She also provided a check for $1,200 that went from the Republican Central Committee to Prossnitz. The check was dated April 10, 2018, and names Prossnitz as the recipient, with “Illinois Integrity Fund” written in the memo line.
To show that he was paying his own legal fees, Tirio provided a redacted cashier’s check to the Northwest Herald showing a payment of $2,000 from his personal account to Prossnitz.
A closed session hearing between both parties and an administrative hearing officer to help determine whether the complaint was made on justifiable grounds was held Friday.
Lawrence said she thought the hearing went well and is hopeful that the administrative hearing officer will make the appropriate decision.
Tirio said he was “very optimistic” after the hearing.
Dietrich said that after a closed session, the hearing officer should make a recommendation to the full board within a few days to give board members an idea on how the merits of the case are being judged.
Barring any scheduling conflicts, Dietrich said Friday’s closed hearing likely will appear as an agenda item at the board’s next monthly meeting Aug. 21.
At that point, Dietrich said the board will hear the complaint in closed session, where both the complainant and respondent will have a chance to plead their cases. The board then will decide whether the complaint was filed on justifiable grounds.
If the elections board determines that the complaint was justified, the contents of the closed hearing become public, Dietrich said. The board also may make a recommendation to hold a public hearing about the complaint.
However, Dietrich said the board of elections lacks jurisdiction to perform any kind of enforcement of corrective measures to complaints.
In those cases, Dietrich said, the complainant is advised to consult with the state’s attorney to ensure remedies are enforced.

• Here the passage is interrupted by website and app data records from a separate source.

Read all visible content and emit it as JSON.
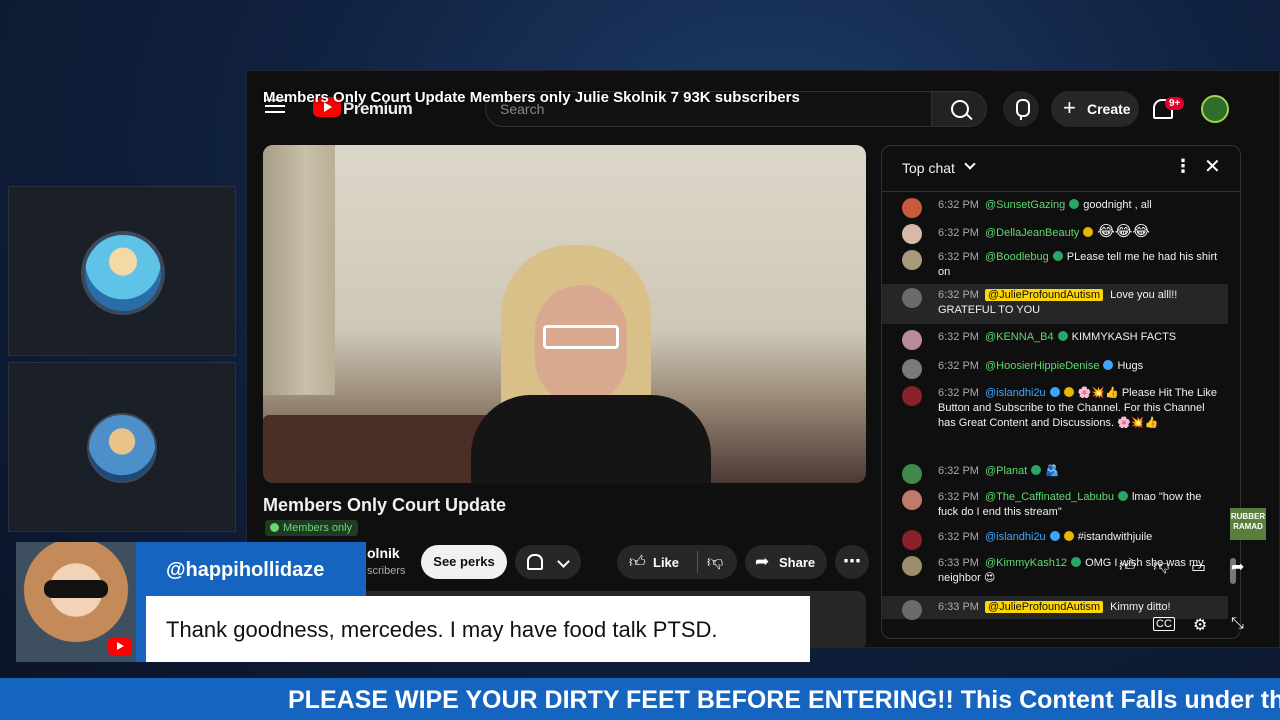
{
  "screen_share": {
    "title_overlay": "Members Only Court Update Members only  Julie Skolnik 7 93K subscribers",
    "youtube": {
      "logo_text": "Premium",
      "search_placeholder": "Search",
      "create_label": "Create",
      "notification_badge": "9+",
      "video_title": "Members Only Court Update",
      "members_badge": "Members only",
      "channel_name": "olnik",
      "channel_subs": "scribers",
      "see_perks_label": "See perks",
      "like_label": "Like",
      "share_label": "Share"
    },
    "chat": {
      "mode_label": "Top chat",
      "messages": [
        {
          "time": "6:32 PM",
          "author": "@SunsetGazing",
          "text": "goodnight , all"
        },
        {
          "time": "6:32 PM",
          "author": "@DellaJeanBeauty",
          "text": "😂😂😂"
        },
        {
          "time": "6:32 PM",
          "author": "@Boodlebug",
          "text": "PLease tell me he had his shirt on"
        },
        {
          "time": "6:32 PM",
          "author": "@JulieProfoundAutism",
          "text": "Love you alll!! GRATEFUL TO YOU"
        },
        {
          "time": "6:32 PM",
          "author": "@KENNA_B4",
          "text": "KIMMYKASH FACTS"
        },
        {
          "time": "6:32 PM",
          "author": "@HoosierHippieDenise",
          "text": "Hugs"
        },
        {
          "time": "6:32 PM",
          "author": "@islandhi2u",
          "text": "🌸💥👍 Please Hit The Like Button and Subscribe to the Channel. For this Channel has Great Content and Discussions. 🌸💥👍"
        },
        {
          "time": "6:32 PM",
          "author": "@Planat",
          "text": "🫂"
        },
        {
          "time": "6:32 PM",
          "author": "@The_Caffinated_Labubu",
          "text": "lmao \"how the fuck do I end this stream\""
        },
        {
          "time": "6:32 PM",
          "author": "@islandhi2u",
          "text": "#istandwithjuile"
        },
        {
          "time": "6:33 PM",
          "author": "@KimmyKash12",
          "text": "OMG I wish she was my neighbor 😍"
        },
        {
          "time": "6:33 PM",
          "author": "@JulieProfoundAutism",
          "text": "Kimmy ditto!"
        }
      ]
    },
    "side_tag": "RUBBER RAMAD"
  },
  "comment_card": {
    "handle": "@happihollidaze",
    "text": "Thank goodness, mercedes. I may have food talk PTSD."
  },
  "ticker": {
    "text": "PLEASE WIPE YOUR DIRTY FEET BEFORE ENTERING!! This Content Falls under th"
  },
  "colors": {
    "accent_blue": "#1565c0",
    "youtube_red": "#ff0000",
    "chat_author_green": "#5fd96f",
    "owner_highlight": "#ffd600"
  },
  "icons": [
    "hamburger-icon",
    "search-icon",
    "mic-icon",
    "bell-icon",
    "close-icon",
    "kebab-icon",
    "thumbs-up-icon",
    "thumbs-down-icon",
    "share-icon",
    "cc-icon",
    "settings-icon",
    "exit-fullscreen-icon"
  ]
}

Ronald Eck Jr. filed similar complaints against Tirio’s campaign committee and the Republican Central Committee, but because they were based on information provided by unidentified people, the allegations were determined not to have been filed on justifiable grounds.